In Gary Pomerantz’s recent book on Bob Cousy, “The Last Pass”, he relates a story about the Boston Celtics All Star as to race relations. This was from 1950, when most of our nation was even more segregated than we (still) are now.
Cousy was a rookie that year and roomed with the team’s only black player, Chuck Cooper. They became close friends, going to jazz clubs together and socializing with their wives on a regular basis. They had to go travel to play in areas of the country that had ‘Jim Crow’ laws to force segregation: ‘White Only’ and ‘Colored Only’ restaurant eating sections, bathrooms, water fountains and hotels. Cooper, a proud man, really got ‘taken back’ by such horrific and draconian laws. On one trip he just felt violated by such attacks on his manhood. Cousy, very troubled for his friend, told him that Germany, up until the war’s end, had treated the Jews just as horrifically. Matter of fact, he said, being a Catholic he was angered by how some Southern right wing nuts trashed Catholic churches due to their hatred of what they referred to as ‘Papists’. Cooper answered him that “When they look at those folks they cannot see if they are Jewish or Catholic or whatever. All they have to do is look at me and know!”
As a baby boomer this writer can assure you that I have always lived in a segregated, white supremacist society. It could be North, South, East or West, it is usually always the same thing: If one is of a darker complexion, then they are simply a referred to as the N Word Period! All the crap about civil rights may be OK for some government jobs, but for the majority of Amerika, N.s will always be second class citizens. Whether it be for private sector employment, housing or getting into better schools, to name just a few examples, the N. gets the short end of the stick. One example resonates well with me. It was 1985 and I was employed at a local real estate office. The owner, a tall Irishman, once got arrested for running guns in Texas for shipment to the IRA in Belfast.
He Knew, from his experience with the British in Northern Ireland, that he himself was thought of as an N. One day he approached me to handle the rental of a home he owned in the area near the office. I answered the first call I got, from a doctor who had just been hired by the local hospital. When I showed the house to he and his wife, I noticed that he was originally from India. He and his wife loved the house and didn’t even try to negotiate the rental charge. They wrote me a check for the deposit, and I told them to meet me tomorrow morning at 10 at the office to sign the contract etc. I was really happy the next morning when I arrived at the office. This was going to be a nice, hefty commission for me, the rental of a house. My boss saw me and called me over to him, right in front of the other sales people. “Phil, give the man back his check when he comes in. Tell him you are sorry but I already rented the house.” I was shocked! Why, I asked? He rolled up his sleeve and said, as he slapped his hand across his wrist “Do you see the color of my wrist? Anything darker than that, you don’t rent. I don’t care myself, Phil, about things of that nature. It is just that I have to be careful as to not insult my neighbors by renting to someone colored.” I was aghast. But the guy is a doctor, I jibed back. I don’t get it! My boss got adamant and insisted I do what he asked. I exclaimed He’s a **** doctor! Do it yourself! I quit!!

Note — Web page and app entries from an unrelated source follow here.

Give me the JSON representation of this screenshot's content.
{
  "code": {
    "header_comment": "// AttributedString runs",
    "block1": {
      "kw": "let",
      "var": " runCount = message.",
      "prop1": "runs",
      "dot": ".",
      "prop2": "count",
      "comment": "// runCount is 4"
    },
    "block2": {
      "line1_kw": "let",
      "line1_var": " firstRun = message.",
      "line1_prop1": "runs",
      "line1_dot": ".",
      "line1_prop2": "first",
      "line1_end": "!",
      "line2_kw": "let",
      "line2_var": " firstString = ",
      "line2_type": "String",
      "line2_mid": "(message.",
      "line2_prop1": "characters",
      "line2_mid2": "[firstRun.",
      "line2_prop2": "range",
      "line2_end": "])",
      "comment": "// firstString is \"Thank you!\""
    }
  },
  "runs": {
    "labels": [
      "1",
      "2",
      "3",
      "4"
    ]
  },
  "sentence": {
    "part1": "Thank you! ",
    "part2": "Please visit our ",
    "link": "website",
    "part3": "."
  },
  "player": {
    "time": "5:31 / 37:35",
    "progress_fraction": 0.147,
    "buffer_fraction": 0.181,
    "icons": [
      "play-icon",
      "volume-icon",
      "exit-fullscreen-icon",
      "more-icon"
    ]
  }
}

Prejudice has always been a ‘Learned response’. Just look at a bunch of three year olds playing together. They care not for what background each of them come from. Not at all. I recall growing up in a 98% white neighborhood in Brooklyn. As with most of the neighborhoods in perhaps the whole country, this is how it was… and to some extent still is. The only black people I would see (though they were referred to in those days as ‘Colored’ or ‘Negro’) were either the cleaning ladies who a few of my neighbors hired, an apartment building janitor, or a delivery truck helper. As I have related in a previous column, my earliest experience of racial fear was when my mother took me with her around the corner to the grocery store. I must have been five years old, and she held my hand as we crossed the avenue. Coming in our direction was this black man, dressed in a suit. As we approached him I could feel her hand tightening on mine. After he passed by her hand loosened up.
In 1988 I was working as a marketing director for a Brooklyn based manufacturer. One evening I was on a flight to Phoenix, on this huge wide body plane. Many of us were able to stand around in a lounge area. I made conversation with this 40 something fellow from Israel. He was an engineer on his way to a conference. I asked him about his feelings on the Israeli- Palestinian conflict. His answer still reverberates in my memory bank as if it was yesterday. “Well”, he said, “Here is the way it is for many Israelis. The Palestinians are to us like your southern blacks are to you here. We see them breeding like rabbits, knee deep in poverty. If we do not do something about this problem, they will one day out populate us. As sorry I am to say this, but you asked for my truthful answer, is if we don’t push them into the sea, our culture will be doomed…. period!”
History has this terrible habit of always repeating itself… IF we never learn.
By Philip A Farruggio
Source: Global Research